Now let's get into Specular Highlight Control.  This is a pretty scary term, at least it was to me, but hopefully it won’t be once we are done.  A specular highlight is the light reflecting directly off an object into your camera. Look again at the last shot of the pumpkin.  That reflection of the light off the left side of the pumpkin is the specular highlight.  You can control the specular highlight by the position of the light source and/or by modifying the shape and size of the light source by using an umbrella, softbox, etc.  To illustrate this control I used a billiard ball.  It is highly reflective so it is easy to see changes to the specular highlight. 

Bare speedlite
In the first shot I used a bare flash and you can see that small light source reflecting off the ball.  I modified the light source in the second shot by using a shoot-through umbrella.  You can clearly see the reflection of the umbrella on the billiard ball.  These are specular highlights.  These highlights can be modified by modifying a light source.

Shoot-through umbrella
You can also notice a second reflection on the top of the ball in both of these shots.  This specular highlight is caused by a second flash bouncing off of the ceiling.  You can add as many specular highlights as you wish. You are only limited by how many light sources you have available.  You can also click on these photos to see them full size.  If you do, you can also see a third specular highlight on the back left side.  This one is caused by a tungsten lamp behind and to the left of the ball.

That’s it, that’s the specular highlight and a couple ways to modify it.  It’s not so scary now, is it?  

To play around with this more I took a third shot of the billiard ball.

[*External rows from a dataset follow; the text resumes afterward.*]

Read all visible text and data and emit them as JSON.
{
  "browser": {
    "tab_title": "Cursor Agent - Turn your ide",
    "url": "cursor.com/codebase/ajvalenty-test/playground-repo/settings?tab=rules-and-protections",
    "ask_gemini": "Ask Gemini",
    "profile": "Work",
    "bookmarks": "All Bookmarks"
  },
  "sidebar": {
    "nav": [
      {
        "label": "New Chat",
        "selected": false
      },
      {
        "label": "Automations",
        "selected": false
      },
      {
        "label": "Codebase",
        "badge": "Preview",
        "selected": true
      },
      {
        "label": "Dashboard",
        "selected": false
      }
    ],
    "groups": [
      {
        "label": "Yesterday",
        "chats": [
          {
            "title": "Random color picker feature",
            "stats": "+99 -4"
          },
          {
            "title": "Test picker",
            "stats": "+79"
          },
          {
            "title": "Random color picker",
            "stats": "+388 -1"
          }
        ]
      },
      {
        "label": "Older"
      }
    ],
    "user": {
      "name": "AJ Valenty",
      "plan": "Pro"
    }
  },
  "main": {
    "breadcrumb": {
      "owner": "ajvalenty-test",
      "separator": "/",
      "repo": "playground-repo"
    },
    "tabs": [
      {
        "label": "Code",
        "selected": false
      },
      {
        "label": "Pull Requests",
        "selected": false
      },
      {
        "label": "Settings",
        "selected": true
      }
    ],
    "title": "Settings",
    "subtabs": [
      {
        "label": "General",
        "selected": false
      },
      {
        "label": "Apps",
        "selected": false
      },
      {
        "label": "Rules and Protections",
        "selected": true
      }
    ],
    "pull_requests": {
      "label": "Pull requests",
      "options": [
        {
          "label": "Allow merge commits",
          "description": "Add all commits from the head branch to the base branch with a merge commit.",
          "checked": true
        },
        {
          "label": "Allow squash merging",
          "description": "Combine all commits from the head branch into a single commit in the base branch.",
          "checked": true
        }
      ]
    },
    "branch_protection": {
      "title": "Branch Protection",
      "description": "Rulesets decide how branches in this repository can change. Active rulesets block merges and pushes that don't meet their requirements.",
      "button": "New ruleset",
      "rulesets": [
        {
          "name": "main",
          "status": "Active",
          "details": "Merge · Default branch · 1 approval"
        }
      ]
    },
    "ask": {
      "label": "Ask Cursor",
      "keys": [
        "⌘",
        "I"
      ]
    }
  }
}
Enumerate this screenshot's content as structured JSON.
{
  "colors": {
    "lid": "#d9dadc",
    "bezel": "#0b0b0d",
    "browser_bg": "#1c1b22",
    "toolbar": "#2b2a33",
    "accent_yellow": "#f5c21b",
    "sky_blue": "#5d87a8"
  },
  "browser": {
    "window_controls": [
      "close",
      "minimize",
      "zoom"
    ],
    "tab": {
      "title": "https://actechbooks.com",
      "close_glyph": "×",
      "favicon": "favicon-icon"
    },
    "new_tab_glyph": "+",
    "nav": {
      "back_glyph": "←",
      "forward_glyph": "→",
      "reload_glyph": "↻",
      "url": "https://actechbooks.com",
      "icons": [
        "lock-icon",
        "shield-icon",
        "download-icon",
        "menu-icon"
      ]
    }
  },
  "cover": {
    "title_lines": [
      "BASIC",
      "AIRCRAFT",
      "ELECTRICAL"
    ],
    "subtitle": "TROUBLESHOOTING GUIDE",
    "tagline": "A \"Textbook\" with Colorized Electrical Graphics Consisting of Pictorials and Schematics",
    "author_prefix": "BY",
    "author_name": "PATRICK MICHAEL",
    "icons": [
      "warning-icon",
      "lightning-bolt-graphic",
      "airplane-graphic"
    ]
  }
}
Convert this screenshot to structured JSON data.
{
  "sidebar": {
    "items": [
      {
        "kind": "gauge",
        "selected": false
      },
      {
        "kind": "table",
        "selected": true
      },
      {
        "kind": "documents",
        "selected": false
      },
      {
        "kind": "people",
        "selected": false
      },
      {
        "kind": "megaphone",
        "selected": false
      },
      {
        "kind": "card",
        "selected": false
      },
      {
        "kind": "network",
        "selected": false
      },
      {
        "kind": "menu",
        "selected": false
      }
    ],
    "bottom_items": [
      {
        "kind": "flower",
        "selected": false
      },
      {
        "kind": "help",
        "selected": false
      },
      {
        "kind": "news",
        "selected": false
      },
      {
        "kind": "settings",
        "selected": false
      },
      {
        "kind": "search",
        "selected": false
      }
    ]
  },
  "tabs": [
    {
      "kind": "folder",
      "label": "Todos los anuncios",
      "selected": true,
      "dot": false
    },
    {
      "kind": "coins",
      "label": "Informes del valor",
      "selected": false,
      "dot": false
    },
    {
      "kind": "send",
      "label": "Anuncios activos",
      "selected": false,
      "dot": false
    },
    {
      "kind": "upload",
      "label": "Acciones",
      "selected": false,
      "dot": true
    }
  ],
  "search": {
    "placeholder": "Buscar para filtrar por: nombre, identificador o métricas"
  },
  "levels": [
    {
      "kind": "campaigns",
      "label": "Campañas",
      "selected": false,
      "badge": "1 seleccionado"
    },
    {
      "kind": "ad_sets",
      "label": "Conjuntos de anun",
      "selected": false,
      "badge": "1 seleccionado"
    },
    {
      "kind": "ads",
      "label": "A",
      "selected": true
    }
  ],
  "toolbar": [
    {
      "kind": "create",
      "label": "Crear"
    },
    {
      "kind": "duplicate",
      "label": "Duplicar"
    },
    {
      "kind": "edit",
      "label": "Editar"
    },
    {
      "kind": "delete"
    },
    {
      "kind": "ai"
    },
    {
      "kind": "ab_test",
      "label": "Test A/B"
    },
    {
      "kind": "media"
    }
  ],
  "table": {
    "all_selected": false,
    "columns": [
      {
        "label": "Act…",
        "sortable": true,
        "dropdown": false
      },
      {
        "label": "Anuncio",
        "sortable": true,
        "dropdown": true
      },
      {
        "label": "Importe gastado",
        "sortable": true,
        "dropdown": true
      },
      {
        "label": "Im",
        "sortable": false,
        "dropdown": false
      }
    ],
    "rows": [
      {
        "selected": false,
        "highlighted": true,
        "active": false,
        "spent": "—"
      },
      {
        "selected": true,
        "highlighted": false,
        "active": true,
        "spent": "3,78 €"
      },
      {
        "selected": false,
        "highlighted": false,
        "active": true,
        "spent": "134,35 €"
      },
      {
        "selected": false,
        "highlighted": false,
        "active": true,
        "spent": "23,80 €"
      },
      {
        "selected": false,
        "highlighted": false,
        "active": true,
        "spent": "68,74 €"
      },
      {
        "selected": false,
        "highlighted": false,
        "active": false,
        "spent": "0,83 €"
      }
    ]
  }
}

Can you tell what the light source is, how many there are, and what I’m using to modify them?  Instead of just telling you the answers straight away I’d like you to take another look at the photo and let me know what you think the answers are in the comments section below.  Reverse engineering how other photographer’s photos were made will help you when you’re planning your own shoots.  I’ll let you know in my next post how this shot was created.

There are two upcoming assignments in the L102 coursework.  The Position and Apparent Light Size lessons include exercises that illustrate these controls.  The exercises are not designed to create great photos to hang on a wall. They are designed to allow you to play around and learn the controls in a practical way.  Assignments are focused on refining your skills to produce a finished product.   In my next post I’ll be discussing my progress through the Cooking Light and Umbrella Specular assignments.  You can preview these assignments on strobist.com, here, for a sneak peek at the goals of these assignments.

Until then, try these exercises out for yourself and continue having fun with your camera.  I’m always excited when I finish a blog post because it means that I can go shooting again!  Don’t forget to add any questions you have in the comments section and let me know how you think I created the last photo of the billiard ball.